The purpose of an assessment is to detail the exact needs and financial situation of the dependent person. Knowing this will help the council understand whether the dependent person qualifies for respite care and if it’ll need to be partly or fully funded.
If you or the person you’re caring for has to pay for respite care, then there are a few places that this money could be raised from:
Income from pensions, work, investments or any properties
Benefits like Attendance Allowance
As we mentioned, there are two main charities to look out for when it comes to getting help with funding.
The Carers Trust offer some grants to carers who need respite services.
Meanwhile, the charity Turn2us can help you out with the process of finding grants. When clicking their link, all you need to do is enter your UK postcode, gender and age. Their simple-to-use search engine will then return several grants that are appropriate to you or the person you’re caring for.
Councils will only partially or fully pay for respite care when those requiring it have passed a needs assessment and carer’s assessment.
If you or the person you care for requires respite care, the council will then conduct a financial assessment to work out if they’ll pay towards it or not.
If you or the person you care for qualifies for council-funded care, you can ask the council to arrange this for you. You can also do this yourself through a personal budget or direct payment.

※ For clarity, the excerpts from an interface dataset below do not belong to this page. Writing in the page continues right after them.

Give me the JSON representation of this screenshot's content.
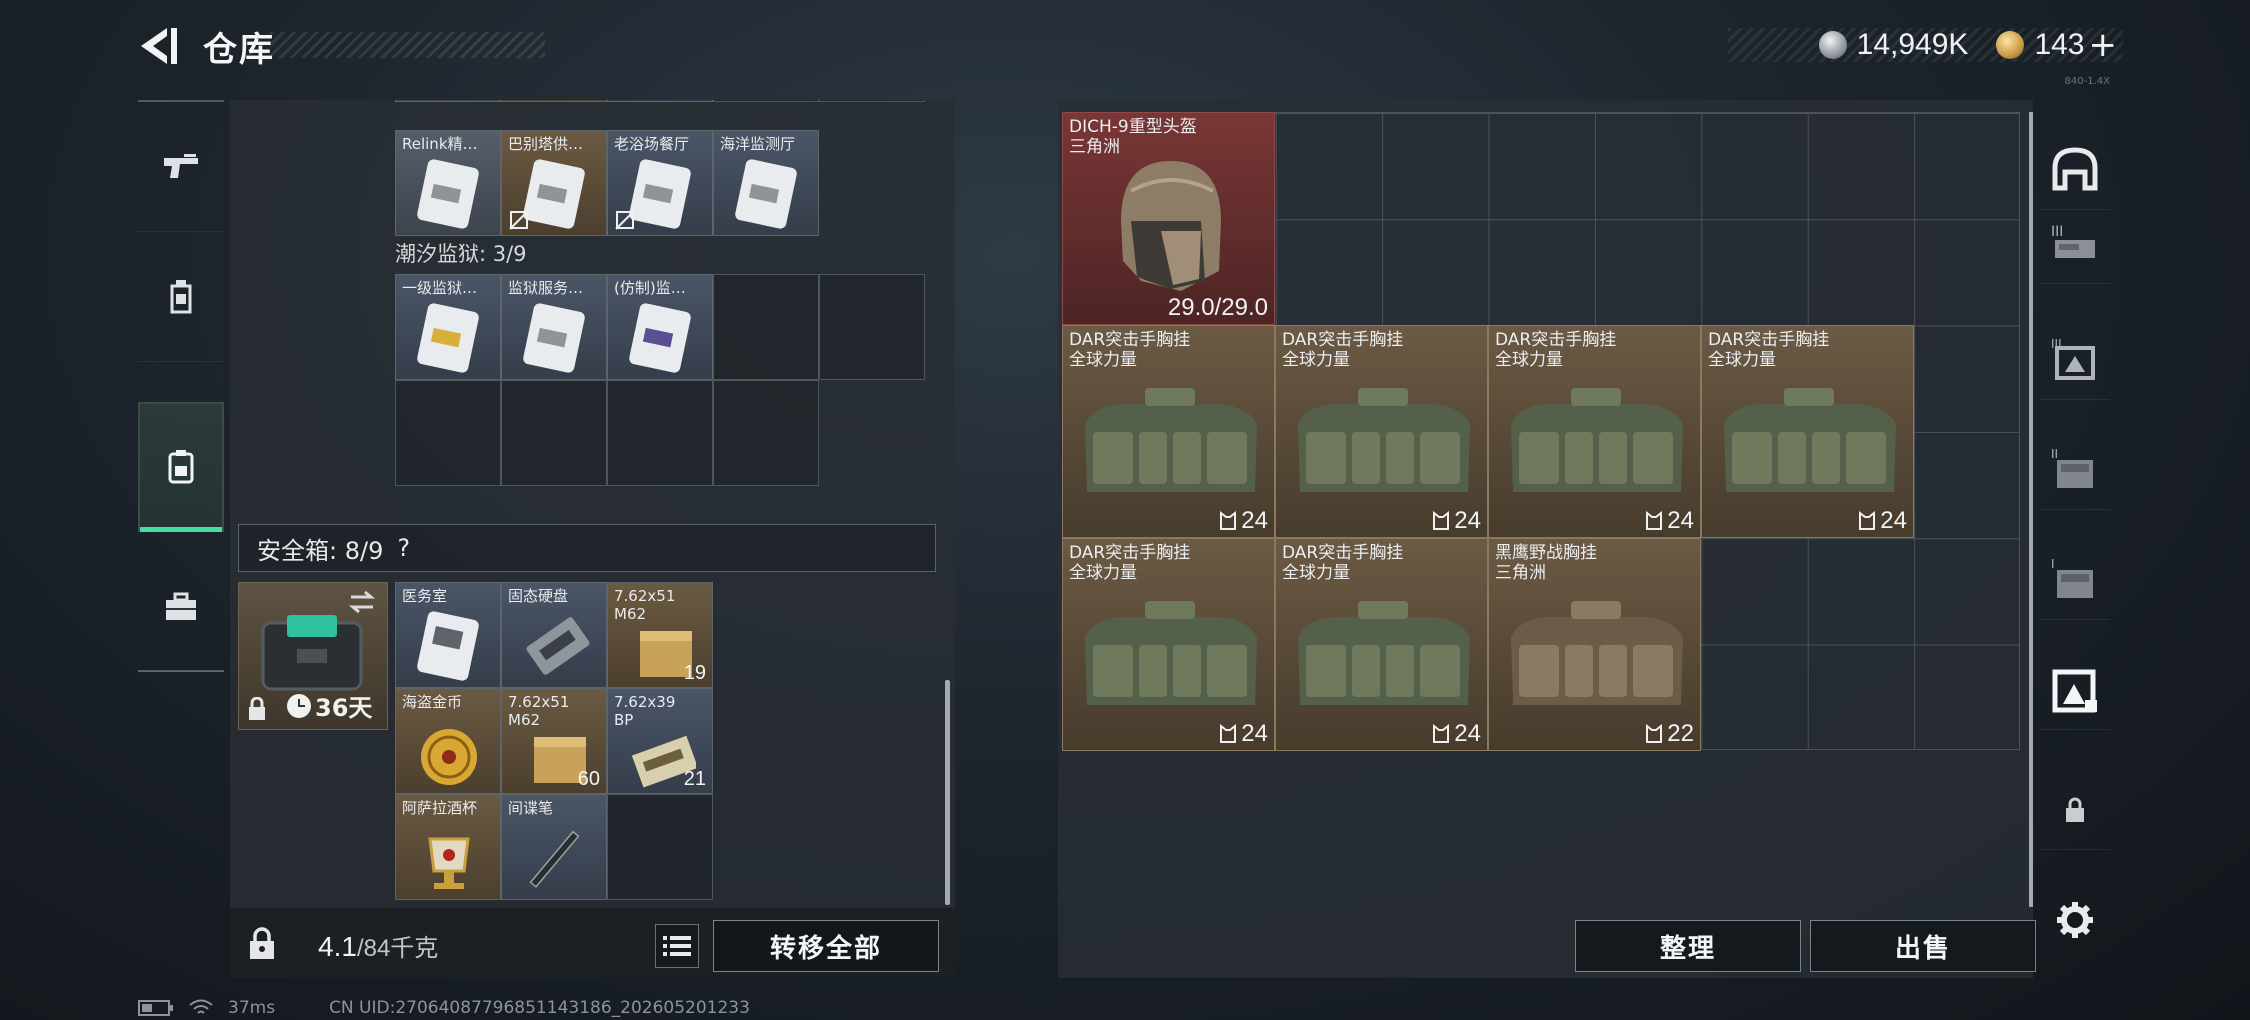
{
  "header": {
    "title": "仓库",
    "silver_amount": "14,949K",
    "gold_amount": "143",
    "plus_label": "+",
    "tiny_code": "840-1.4X"
  },
  "left_nav": {
    "items": [
      {
        "name": "weapons",
        "icon": "pistol-icon"
      },
      {
        "name": "armor",
        "icon": "backpack-icon"
      },
      {
        "name": "keys",
        "icon": "keycard-holder-icon"
      },
      {
        "name": "containers",
        "icon": "briefcase-icon"
      }
    ]
  },
  "key_section": {
    "top_row": [
      {
        "name": "Relink精…",
        "color": "gray"
      },
      {
        "name": "巴别塔供…",
        "color": "brown",
        "no_trade": true
      },
      {
        "name": "老浴场餐厅",
        "color": "blue",
        "no_trade": true
      },
      {
        "name": "海洋监测厅",
        "color": "blue"
      }
    ],
    "prison_label": "潮汐监狱: 3/9",
    "prison_row": [
      {
        "name": "一级监狱…",
        "color": "blue"
      },
      {
        "name": "监狱服务…",
        "color": "blue"
      },
      {
        "name": "(仿制)监…",
        "color": "blue"
      }
    ]
  },
  "safe_box": {
    "label": "安全箱: 8/9",
    "help": "?",
    "timer": "36天",
    "items": [
      {
        "name": "医务室",
        "qty": "",
        "color": "blue"
      },
      {
        "name": "固态硬盘",
        "qty": "",
        "color": "blue"
      },
      {
        "name": "7.62x51\nM62",
        "qty": "19",
        "color": "brown"
      },
      {
        "name": "海盗金币",
        "qty": "",
        "color": "brown"
      },
      {
        "name": "7.62x51\nM62",
        "qty": "60",
        "color": "brown"
      },
      {
        "name": "7.62x39\nBP",
        "qty": "21",
        "color": "blue"
      },
      {
        "name": "阿萨拉酒杯",
        "qty": "",
        "color": "brown"
      },
      {
        "name": "间谍笔",
        "qty": "",
        "color": "blue"
      }
    ]
  },
  "bottom_left": {
    "weight_current": "4.1",
    "weight_max": "/84千克",
    "transfer_all": "转移全部"
  },
  "stash": {
    "helmet": {
      "name": "DICH-9重型头盔\n三角洲",
      "durability": "29.0/29.0"
    },
    "rigs": [
      {
        "name": "DAR突击手胸挂\n全球力量",
        "qty": "24"
      },
      {
        "name": "DAR突击手胸挂\n全球力量",
        "qty": "24"
      },
      {
        "name": "DAR突击手胸挂\n全球力量",
        "qty": "24"
      },
      {
        "name": "DAR突击手胸挂\n全球力量",
        "qty": "24"
      },
      {
        "name": "DAR突击手胸挂\n全球力量",
        "qty": "24"
      },
      {
        "name": "DAR突击手胸挂\n全球力量",
        "qty": "24"
      },
      {
        "name": "黑鹰野战胸挂\n三角洲",
        "qty": "22"
      }
    ]
  },
  "bottom_right": {
    "organize": "整理",
    "sell": "出售"
  },
  "status_bar": {
    "ping": "37ms",
    "uid": "CN UID:27064087796851143186_202605201233"
  }
}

A care needs assessment is a special test that helps to identify somebody’s unique care needs, what kind of care is required and how much support they’ll need. A needs assessment is free and anyone can ask for one. Meanwhile, a financial assessment will determine if financial support is required.
You’ll need an assessment before the council can recommend a service like access to day centres or a short-term respite care home.

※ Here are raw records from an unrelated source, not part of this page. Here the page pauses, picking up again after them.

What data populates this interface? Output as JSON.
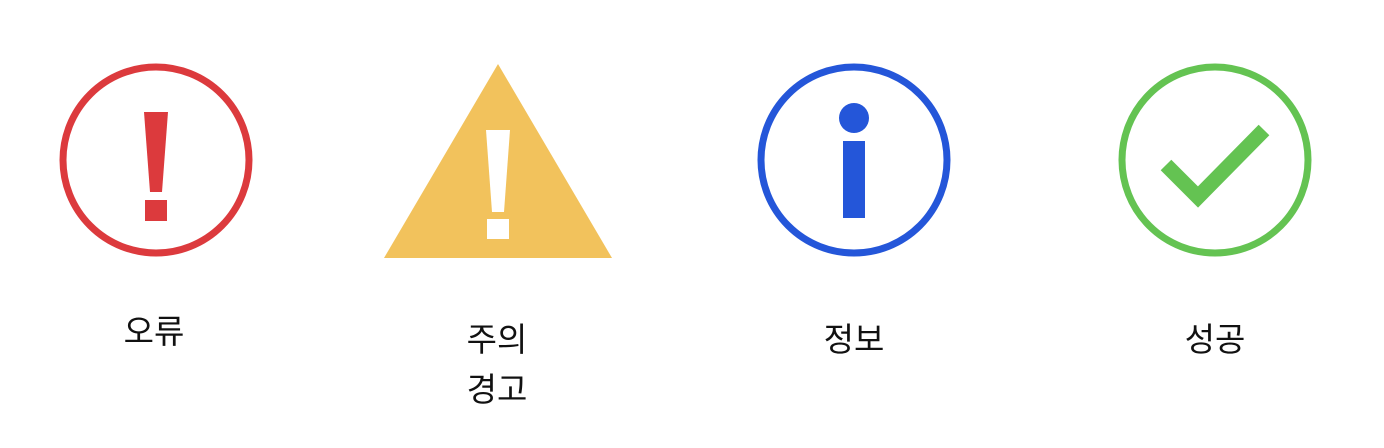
{
  "items": [
    {
      "id": "error",
      "icon": "error-circle-exclamation-icon",
      "color": "#dc3a3d",
      "label_lines": [
        "오류"
      ]
    },
    {
      "id": "warning",
      "icon": "warning-triangle-exclamation-icon",
      "color": "#f2c25c",
      "label_lines": [
        "주의",
        "경고"
      ]
    },
    {
      "id": "info",
      "icon": "info-circle-icon",
      "color": "#2456d9",
      "label_lines": [
        "정보"
      ]
    },
    {
      "id": "success",
      "icon": "success-circle-check-icon",
      "color": "#64c352",
      "label_lines": [
        "성공"
      ]
    }
  ]
}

If the local council deems you or your loved one as eligible for local council care support then they’ll usually conduct a financial assessment as well, to see if they need to pay for some or all of the care costs.
Though caring for someone is often a rewarding, positive and fulfilling experience, the opportunity to take a break can benefit the person doing the caring and the person receiving the care. Caring for someone can be a full-time occupation, and an exhausting one at that, which is why allowing regular carers the break they need is so important.
Here are some of the other benefits of short-term respite care for the carer and the person receiving care:
It reduces stress for the carer and their family
It relieves feelings of frustration and exhaustion, improving well-being as a result
It allows the carer time to interact with family, friends and the wider community
It will likely improve the relationship between the carer and the person being cared for
The person receiving care will be surrounded by like-minded individuals and even form some lovely friendships!
As a carer, you may be able to claim the following financial support benefits:
Local welfare assistance
Help with housing costs
If you’re on a low income then you may also be entitled to financial help with fuel, health costs, council tax and home repair services.
You can continue to receive your Carer's Allowance for up to four weeks in any six-month period if you have a break from caring.
You or the person you’re caring for may also be able to take advantage of the following free services:
Citizens advice help to claim service
Blue badge parking
Disabled persons railcard
Cinema exhibitor’s association card
If you’re a carer looking for any additional information surrounding needs assessments, different types of care, care home plans or benefits and grants then be sure to check out our bank of useful resources below:
Searching for emergency care can be a stressful and time-consuming experience. Thankfully, Lottie removes much of the difficulty from this process by connecting elderly people to the UK’s very best care homes through years of human expertise and smart technology.
Check out our list of respite care homes across the UK and everything care-related we have to offer!